Thus, the present invention allows the fixed end 102 to set the slotting structure based on the first requested call type, and subsequently change the existing slotting structure (i.e., the slotting structure that was previously set to support the first requested call type) to accommodate as many simultaneous calls as possible.

In an alternative embodiment, a priority rating is taken into consideration when the second call is received in the examples above. In other words, the fixed end 102 may consider the priority rating when determining whether to grant or deny the second requested call type. The priority rating may be applied to the subscriber unit, the subscriber user and/or the requested call type. For ease of explanation, the following examples will assume that the priority rating applies to the requested call type. In the examples above, it is assumed that the first requested call type has a higher priority rating than the second requested call type. In the following modifications to the above examples, however, let us assume that the second requested call type has a higher priority rating than the first requested call type. With the second requested call type having a higher priority rating then the first requested call type, the outcome of the first and second (and optionally the fifth) examples differ, while the outcome of third and fourth examples remain the same as above. Let us now describe how the outcomes of the first, second and fifth examples differ from the outcomes described above.

In the first example above, if the first requested call type is currently using both slots in a 2:1 TDMA communications system, and the second requested call type has a higher priority rating than the first requested call type, the fixed end 102 terminates the first call and grants the second call.

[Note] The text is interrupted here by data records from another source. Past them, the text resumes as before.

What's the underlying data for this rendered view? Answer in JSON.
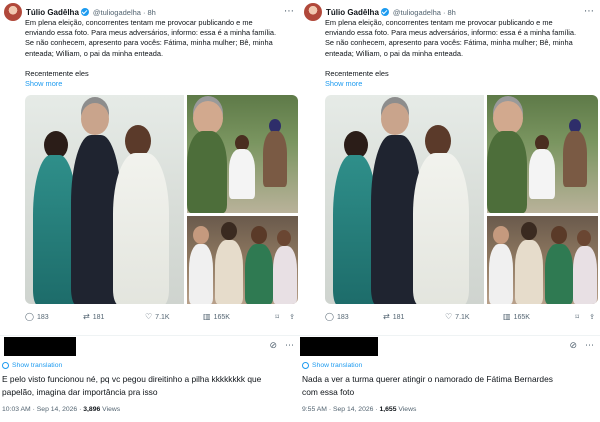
{
  "posts": [
    {
      "quoted": {
        "author": "Túlio Gadêlha",
        "handle": "@tuliogadelha",
        "dot": "·",
        "time": "8h",
        "lines": [
          "Em plena eleição, concorrentes tentam me provocar publicando e me",
          "enviando essa foto. Para meus adversários, informo: essa é a minha família.",
          "Se não conhecem, apresento para vocês: Fátima, minha mulher; Bê, minha",
          "enteada; William, o pai da minha enteada."
        ],
        "line_last": "Recentemente eles",
        "show_more": "Show more",
        "stats": {
          "replies": "183",
          "reposts": "181",
          "likes": "7.1K",
          "views": "165K"
        }
      },
      "reply": {
        "show_translation": "Show translation",
        "lines": [
          "E pelo visto funcionou né, pq vc pegou direitinho a pilha kkkkkkkk que",
          "papelão, imagina dar importância pra isso"
        ],
        "meta_time": "10:03 AM · Sep 14, 2026 · ",
        "meta_views_count": "3,896",
        "meta_views_label": " Views"
      }
    },
    {
      "quoted": {
        "author": "Túlio Gadêlha",
        "handle": "@tuliogadelha",
        "dot": "·",
        "time": "8h",
        "lines": [
          "Em plena eleição, concorrentes tentam me provocar publicando e me",
          "enviando essa foto. Para meus adversários, informo: essa é a minha família.",
          "Se não conhecem, apresento para vocês: Fátima, minha mulher; Bê, minha",
          "enteada; William, o pai da minha enteada."
        ],
        "line_last": "Recentemente eles",
        "show_more": "Show more",
        "stats": {
          "replies": "183",
          "reposts": "181",
          "likes": "7.1K",
          "views": "165K"
        }
      },
      "reply": {
        "show_translation": "Show translation",
        "lines": [
          "Nada a ver a turma querer atingir o namorado de Fátima Bernardes",
          "com essa foto"
        ],
        "meta_time": "9:55 AM · Sep 14, 2026 · ",
        "meta_views_count": "1,655",
        "meta_views_label": " Views"
      }
    }
  ],
  "icons": {
    "reply": "reply-icon",
    "repost": "repost-icon",
    "like": "heart-icon",
    "views": "views-icon",
    "bookmark": "bookmark-icon",
    "share": "share-icon",
    "more": "more-icon",
    "grok": "grok-icon",
    "globe": "globe-icon"
  },
  "colors": {
    "accent": "#1d9bf0",
    "text": "#0f1419",
    "muted": "#536471",
    "redaction": "#000000"
  }
}
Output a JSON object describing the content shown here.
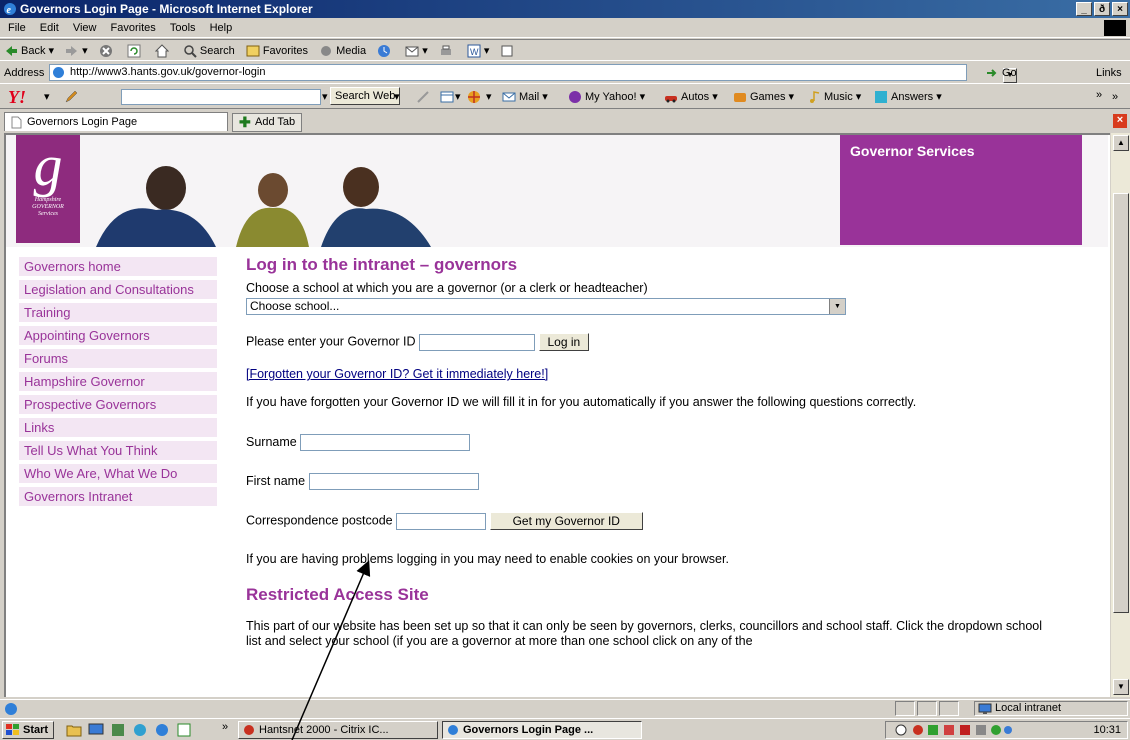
{
  "window": {
    "title": "Governors Login Page - Microsoft Internet Explorer",
    "min": "_",
    "max": "ð",
    "close": "×"
  },
  "menu": [
    "File",
    "Edit",
    "View",
    "Favorites",
    "Tools",
    "Help"
  ],
  "toolbar": {
    "back": "Back",
    "search": "Search",
    "favorites": "Favorites",
    "media": "Media"
  },
  "address": {
    "label": "Address",
    "url": "http://www3.hants.gov.uk/governor-login",
    "go": "Go",
    "links": "Links"
  },
  "yahoo": {
    "logo": "Y!",
    "search_web": "Search Web",
    "mail": "Mail",
    "my_yahoo": "My Yahoo!",
    "autos": "Autos",
    "games": "Games",
    "music": "Music",
    "answers": "Answers"
  },
  "tabs": {
    "active": "Governors Login Page",
    "add": "Add Tab"
  },
  "header": {
    "logo_letter": "g",
    "logo_line1": "Hampshire",
    "logo_line2": "GOVERNOR",
    "logo_line3": "Services",
    "section": "Governor Services"
  },
  "sidebar": [
    "Governors home",
    "Legislation and Consultations",
    "Training",
    "Appointing Governors",
    "Forums",
    "Hampshire Governor",
    "Prospective Governors",
    "Links",
    "Tell Us What You Think",
    "Who We Are, What We Do",
    "Governors Intranet"
  ],
  "main": {
    "heading": "Log in to the intranet – governors",
    "choose_label": "Choose a school at which you are a governor (or a clerk or headteacher)",
    "choose_selected": "Choose school...",
    "id_label": "Please enter your Governor ID",
    "login_button": "Log in",
    "forgot_link": "[Forgotten your Governor ID? Get it immediately here!]",
    "forgot_text": "If you have forgotten your Governor ID we will fill it in for you automatically if you answer the following questions correctly.",
    "surname_label": "Surname",
    "firstname_label": "First name",
    "postcode_label": "Correspondence postcode",
    "get_id_button": "Get my Governor ID",
    "cookies_text": "If you are having problems logging in you may need to enable cookies on your browser.",
    "restricted_heading": "Restricted Access Site",
    "restricted_text": "This part of our website has been set up so that it can only be seen by governors, clerks, councillors and school staff. Click the dropdown school list and select your school (if you are a governor at more than one school click on any of the"
  },
  "status": {
    "zone": "Local intranet"
  },
  "taskbar": {
    "start": "Start",
    "more": "»",
    "task1": "Hantsnet 2000 - Citrix IC...",
    "task2": "Governors Login Page ...",
    "clock": "10:31"
  },
  "colors": {
    "brand_purple": "#993399",
    "nav_bg": "#f3e6f3",
    "title_blue": "#0a246a"
  }
}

In the second example above, if the second requested call type requires both slots in the 2:1 TDMA communications system, and the first call is currently occupying one of the two slots, and the second requested call type has a higher priority rating than the first requested call type, the fixed end 102 terminates the first call and grants the second call.

In the fifth example above, if the preferred slotting structure for the second requested call type is different than the existing slotting structure supporting the first requested call type, and the first requested call type can be supported by either slotting structure, the fixed end 102 dynamically changes the existing slotting structure to the preferred slotting structure of the second requested call type and grants the second call. If, however, the first requested call type cannot be supported by either slotting structure, and the second requested call type can be supported by either slotting structure, it is preferred to grant the second requested call type with the existing slotting structure as described above to accommodate both calls simultaneously in the system.

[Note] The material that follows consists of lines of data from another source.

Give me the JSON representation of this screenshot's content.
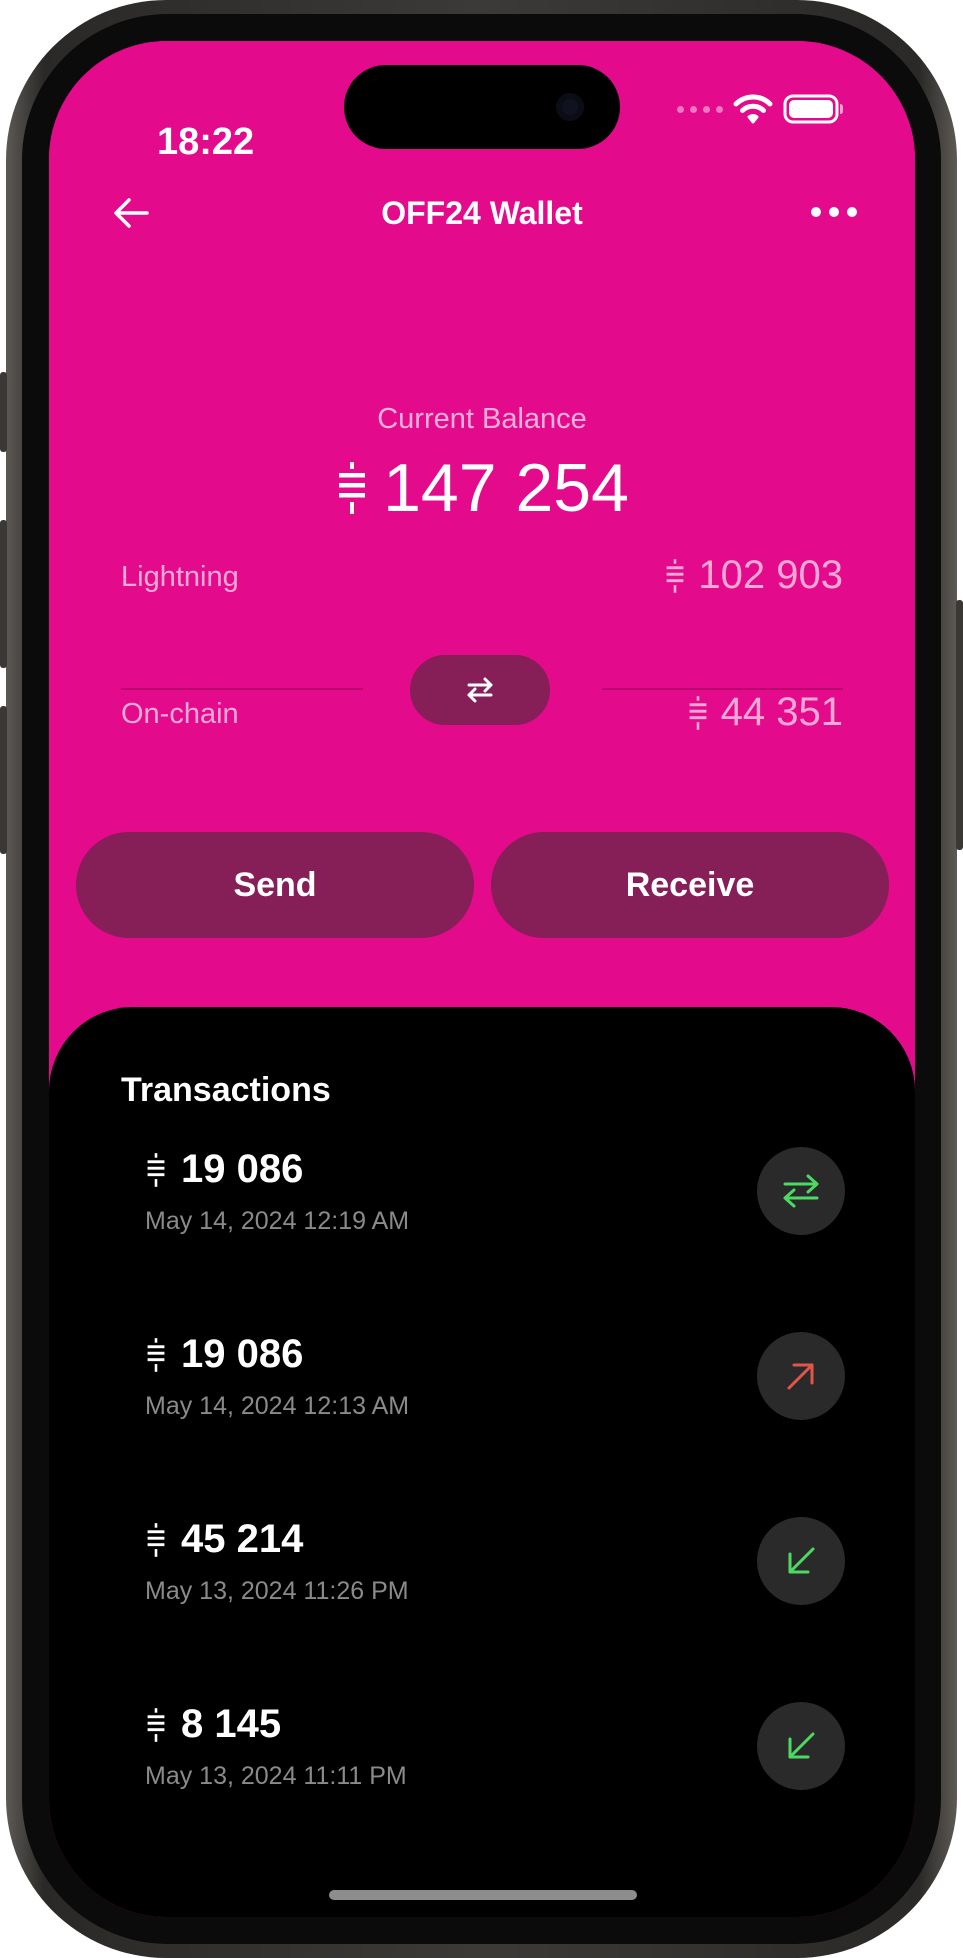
{
  "status_bar": {
    "time": "18:22"
  },
  "header": {
    "title": "OFF24 Wallet"
  },
  "balance": {
    "label": "Current Balance",
    "amount": "147 254"
  },
  "lightning": {
    "label": "Lightning",
    "amount": "102 903"
  },
  "onchain": {
    "label": "On-chain",
    "amount": "44 351"
  },
  "actions": {
    "send": "Send",
    "receive": "Receive"
  },
  "transactions": {
    "title": "Transactions",
    "items": [
      {
        "amount": "19 086",
        "date": "May 14, 2024 12:19 AM",
        "type": "swap-icon",
        "color": "#4cd964"
      },
      {
        "amount": "19 086",
        "date": "May 14, 2024 12:13 AM",
        "type": "arrow-up-right-icon",
        "color": "#e0574a"
      },
      {
        "amount": "45 214",
        "date": "May 13, 2024 11:26 PM",
        "type": "arrow-down-left-icon",
        "color": "#4cd964"
      },
      {
        "amount": "8 145",
        "date": "May 13, 2024 11:11 PM",
        "type": "arrow-down-left-icon",
        "color": "#4cd964"
      }
    ]
  },
  "colors": {
    "accent": "#e30a8c",
    "button": "#861e57",
    "incoming": "#4cd964",
    "outgoing": "#e0574a"
  }
}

Thus, the present invention allows, for example, a two-way radio system employing a TDMA protocol to accommodate calls that require an offset slotting structure (e.g., a TDD subscriber-to-telephone interconnect call) and an aligned slotting structure (e.g., a subscriber-to-subscriber half-duplex call with reverse channel signaling). Additionally, the present invention improves the spectral efficiency of the inbound/outbound channels by dynamically changing the slotting structure during call setup and/or during a call to accommodate a mixture of call types and as many simultaneous calls as possible.

While the invention has been described in conjunction with specific embodiments thereof, additional advantages and modifications will readily occur to those skilled in the art. The invention, in its broader aspects, is therefore not limited to the specific details, representative apparatus, and illustrative examples shown and described. Various alterations, modifications and variations will be apparent to those skilled in the art in light of the foregoing description. Thus, it should be understood that the invention is not limited by the foregoing description, but embraces all such alterations, modifications and variations in accordance with the spirit and scope of the appended claims.